People see our government commit these horrors, then they see us, too distracted by Dancing With The Stars, and too hung up over Kim Kardashian's "marriage," to give a damn about them. You really have to see things from both perspectives. The majority of American people SEEM TO NOT CARE, probably because they are desensitized and brought to believe that they are right and the "enemy" is wrong; as if we have the moral high ground because we can't possibly contemplate the idea that cultures outside of our own skewed culture can exist. Life is life, blood is blood, love is love, regardless of whether the vessel it belongs to is American or Afghan, French or Libyan.
Do people assume that "terrorist towelheads" are some barbaric subhuman species that they cannot feel love and loss? That their lives are somehow worth less than ours because they live somewhere else or have different beliefs? What the hell would you do if you lost your father, mother, sister, brother, son, daughter, cousin, best friend, neighbor (who many Americans don't even bother to get to know anymore) etc, in a drone attack from a country who was attacking you for a logic defying reason: so that a few companies could profit off of oil and rebuilding while the attacking country bankrupts itself?
This is why we cannot defeat groups like the Taliban; for every 1 suspected Taliban militant (and 50 civilians) that we kill, 10 more join the fray. These people are fighting to drive us out, we have raped their land and their culture, we have orphaned so many children, widowed so many spouses, dismembered so many families; I think they just want to live in peace. The country they had before they were "liberated" was a much safer place.
I'm glad we're leaving Iraq, and hopefully we'll pull out of Afghanistan soon, too, but the damage has been done; our image has been soiled and, given the chance that we ever redeem ourselves, we have forever scarred ourselves and the people whom we've "liberated."

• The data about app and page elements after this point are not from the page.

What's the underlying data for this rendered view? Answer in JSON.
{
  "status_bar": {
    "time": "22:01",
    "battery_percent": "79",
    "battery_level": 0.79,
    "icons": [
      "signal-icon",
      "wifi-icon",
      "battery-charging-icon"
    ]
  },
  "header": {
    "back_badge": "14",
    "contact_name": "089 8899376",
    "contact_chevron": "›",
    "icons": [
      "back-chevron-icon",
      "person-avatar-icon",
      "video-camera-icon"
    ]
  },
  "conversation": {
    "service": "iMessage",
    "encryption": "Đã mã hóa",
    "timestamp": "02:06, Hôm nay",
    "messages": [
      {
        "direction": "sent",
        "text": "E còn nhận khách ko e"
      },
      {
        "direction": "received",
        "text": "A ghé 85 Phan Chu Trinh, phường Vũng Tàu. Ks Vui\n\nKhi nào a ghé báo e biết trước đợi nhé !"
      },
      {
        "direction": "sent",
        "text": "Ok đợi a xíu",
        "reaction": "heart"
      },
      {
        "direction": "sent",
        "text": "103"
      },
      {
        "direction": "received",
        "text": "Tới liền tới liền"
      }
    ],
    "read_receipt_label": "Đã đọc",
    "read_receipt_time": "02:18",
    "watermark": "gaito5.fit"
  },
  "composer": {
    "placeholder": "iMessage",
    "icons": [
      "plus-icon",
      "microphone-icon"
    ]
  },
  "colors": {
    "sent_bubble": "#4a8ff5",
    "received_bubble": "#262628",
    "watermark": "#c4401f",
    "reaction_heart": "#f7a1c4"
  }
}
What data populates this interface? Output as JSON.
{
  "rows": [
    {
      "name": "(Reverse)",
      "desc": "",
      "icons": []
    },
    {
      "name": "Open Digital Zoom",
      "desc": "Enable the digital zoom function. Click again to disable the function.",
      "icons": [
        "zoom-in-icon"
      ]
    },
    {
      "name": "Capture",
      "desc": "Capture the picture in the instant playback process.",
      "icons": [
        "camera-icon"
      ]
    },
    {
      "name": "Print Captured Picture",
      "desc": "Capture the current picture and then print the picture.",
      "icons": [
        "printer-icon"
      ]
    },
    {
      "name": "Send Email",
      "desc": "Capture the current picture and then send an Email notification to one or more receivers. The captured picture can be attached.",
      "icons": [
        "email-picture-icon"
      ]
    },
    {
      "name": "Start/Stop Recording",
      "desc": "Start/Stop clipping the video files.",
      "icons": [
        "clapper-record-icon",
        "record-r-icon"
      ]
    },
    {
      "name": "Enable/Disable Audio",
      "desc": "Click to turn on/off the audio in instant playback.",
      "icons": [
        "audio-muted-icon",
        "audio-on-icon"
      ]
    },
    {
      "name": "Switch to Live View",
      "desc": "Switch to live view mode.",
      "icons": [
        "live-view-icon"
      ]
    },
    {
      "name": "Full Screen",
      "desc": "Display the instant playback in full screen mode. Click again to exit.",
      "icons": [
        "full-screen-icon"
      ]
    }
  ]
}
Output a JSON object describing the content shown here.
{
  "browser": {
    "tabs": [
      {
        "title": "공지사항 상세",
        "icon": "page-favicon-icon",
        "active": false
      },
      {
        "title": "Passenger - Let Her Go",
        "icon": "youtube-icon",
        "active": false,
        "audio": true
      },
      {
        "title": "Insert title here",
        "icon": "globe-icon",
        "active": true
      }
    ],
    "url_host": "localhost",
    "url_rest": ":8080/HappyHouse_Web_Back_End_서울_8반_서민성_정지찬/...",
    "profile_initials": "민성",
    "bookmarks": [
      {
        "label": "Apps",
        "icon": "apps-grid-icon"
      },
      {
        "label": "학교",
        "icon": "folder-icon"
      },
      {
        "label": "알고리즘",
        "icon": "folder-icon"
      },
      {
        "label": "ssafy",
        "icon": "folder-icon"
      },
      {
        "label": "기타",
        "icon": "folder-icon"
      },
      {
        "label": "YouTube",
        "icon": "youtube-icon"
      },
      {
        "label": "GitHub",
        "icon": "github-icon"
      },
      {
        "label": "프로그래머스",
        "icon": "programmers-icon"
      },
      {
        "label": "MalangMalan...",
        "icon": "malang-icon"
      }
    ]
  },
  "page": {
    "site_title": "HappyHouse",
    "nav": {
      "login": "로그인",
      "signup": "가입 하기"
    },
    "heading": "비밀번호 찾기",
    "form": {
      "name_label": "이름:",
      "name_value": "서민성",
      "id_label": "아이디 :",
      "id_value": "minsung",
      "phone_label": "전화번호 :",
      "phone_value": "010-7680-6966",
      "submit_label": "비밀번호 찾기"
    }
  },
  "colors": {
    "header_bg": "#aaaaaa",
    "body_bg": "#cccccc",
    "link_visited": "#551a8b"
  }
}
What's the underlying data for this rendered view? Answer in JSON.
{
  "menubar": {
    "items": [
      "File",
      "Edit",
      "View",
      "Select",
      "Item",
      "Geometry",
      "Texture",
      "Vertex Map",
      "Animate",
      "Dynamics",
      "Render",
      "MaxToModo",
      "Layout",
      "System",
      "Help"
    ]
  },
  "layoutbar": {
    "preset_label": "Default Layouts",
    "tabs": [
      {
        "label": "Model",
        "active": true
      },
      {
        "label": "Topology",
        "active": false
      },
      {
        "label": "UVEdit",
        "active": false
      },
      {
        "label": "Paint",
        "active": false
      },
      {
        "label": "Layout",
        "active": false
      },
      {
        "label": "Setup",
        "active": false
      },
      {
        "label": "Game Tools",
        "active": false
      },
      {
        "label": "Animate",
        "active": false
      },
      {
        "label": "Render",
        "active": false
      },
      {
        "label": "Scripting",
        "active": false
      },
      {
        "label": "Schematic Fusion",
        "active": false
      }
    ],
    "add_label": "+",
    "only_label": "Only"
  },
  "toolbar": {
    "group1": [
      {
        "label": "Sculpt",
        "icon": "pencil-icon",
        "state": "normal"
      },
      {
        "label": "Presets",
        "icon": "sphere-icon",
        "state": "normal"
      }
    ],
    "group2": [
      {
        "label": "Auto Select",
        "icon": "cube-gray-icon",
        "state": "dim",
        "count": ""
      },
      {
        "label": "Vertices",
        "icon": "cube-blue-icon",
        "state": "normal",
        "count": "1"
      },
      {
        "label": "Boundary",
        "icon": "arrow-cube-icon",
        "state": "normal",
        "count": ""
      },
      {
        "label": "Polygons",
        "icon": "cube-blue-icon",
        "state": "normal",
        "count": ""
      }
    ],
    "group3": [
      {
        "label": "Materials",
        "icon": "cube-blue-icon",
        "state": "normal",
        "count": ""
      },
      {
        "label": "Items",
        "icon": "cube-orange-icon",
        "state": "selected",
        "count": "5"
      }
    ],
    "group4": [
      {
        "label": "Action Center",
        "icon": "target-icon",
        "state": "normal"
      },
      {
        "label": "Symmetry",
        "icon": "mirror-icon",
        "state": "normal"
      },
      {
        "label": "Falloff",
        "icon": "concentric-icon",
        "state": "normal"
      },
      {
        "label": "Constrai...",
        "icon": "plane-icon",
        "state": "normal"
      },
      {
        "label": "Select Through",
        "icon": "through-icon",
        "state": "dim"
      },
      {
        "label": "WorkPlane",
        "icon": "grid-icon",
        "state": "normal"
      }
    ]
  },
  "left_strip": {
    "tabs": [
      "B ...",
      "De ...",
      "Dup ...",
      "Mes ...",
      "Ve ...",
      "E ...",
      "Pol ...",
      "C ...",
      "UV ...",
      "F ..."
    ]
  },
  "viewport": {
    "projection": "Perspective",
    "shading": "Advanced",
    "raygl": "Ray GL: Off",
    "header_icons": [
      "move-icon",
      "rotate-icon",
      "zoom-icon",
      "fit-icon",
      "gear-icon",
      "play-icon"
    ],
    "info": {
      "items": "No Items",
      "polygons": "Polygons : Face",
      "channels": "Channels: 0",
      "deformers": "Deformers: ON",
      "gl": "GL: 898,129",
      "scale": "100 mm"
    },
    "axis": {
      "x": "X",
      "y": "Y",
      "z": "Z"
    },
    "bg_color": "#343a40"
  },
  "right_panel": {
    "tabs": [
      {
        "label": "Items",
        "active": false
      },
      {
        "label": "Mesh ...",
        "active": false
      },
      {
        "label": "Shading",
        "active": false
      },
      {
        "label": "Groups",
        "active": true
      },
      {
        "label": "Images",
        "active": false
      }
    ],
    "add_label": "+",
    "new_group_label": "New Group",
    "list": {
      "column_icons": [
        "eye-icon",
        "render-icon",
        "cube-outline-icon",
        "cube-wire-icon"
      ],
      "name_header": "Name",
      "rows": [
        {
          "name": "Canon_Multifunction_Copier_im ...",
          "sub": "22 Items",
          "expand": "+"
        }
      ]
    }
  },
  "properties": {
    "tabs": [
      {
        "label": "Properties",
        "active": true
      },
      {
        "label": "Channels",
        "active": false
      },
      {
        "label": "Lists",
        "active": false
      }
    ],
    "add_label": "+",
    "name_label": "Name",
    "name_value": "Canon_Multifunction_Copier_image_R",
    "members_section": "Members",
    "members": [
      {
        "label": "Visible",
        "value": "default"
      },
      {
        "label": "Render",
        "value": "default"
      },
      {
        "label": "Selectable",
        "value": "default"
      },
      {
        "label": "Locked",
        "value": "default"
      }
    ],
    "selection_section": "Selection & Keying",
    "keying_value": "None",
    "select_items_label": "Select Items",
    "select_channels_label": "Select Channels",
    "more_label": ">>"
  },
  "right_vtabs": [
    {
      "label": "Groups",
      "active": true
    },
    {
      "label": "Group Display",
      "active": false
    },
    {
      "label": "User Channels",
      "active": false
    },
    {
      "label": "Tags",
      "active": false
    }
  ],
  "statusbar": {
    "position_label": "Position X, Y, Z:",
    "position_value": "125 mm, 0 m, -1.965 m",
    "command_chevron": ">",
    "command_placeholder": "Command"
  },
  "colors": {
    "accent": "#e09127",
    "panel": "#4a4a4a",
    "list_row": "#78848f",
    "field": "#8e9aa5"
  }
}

The monster in human truly is inhumane. If god exists he/she/it is too busy sobbing and vomiting to do anything.
Originally posted by jonnywhite
If we somehow erupt into a WW3, and you were put on the draft list and called up to join the forces, would you? Who on here who's posting comments would? How many of us are cowards?
Looking at all these wars going on, all it will take is two opposing superpowers to cause WW3.
What is a coward? A coward is somebody who, through inaction spurring from fear, fails to act and somebody else dies as a result. This is as opposed to somebody who intentionally kills somebody else. So while a coward is not a hero, nor a man you'd want to lean on, a coward is definitely not a murderer.edit on 10-1-2012 by jonnywhite because: (no reason given)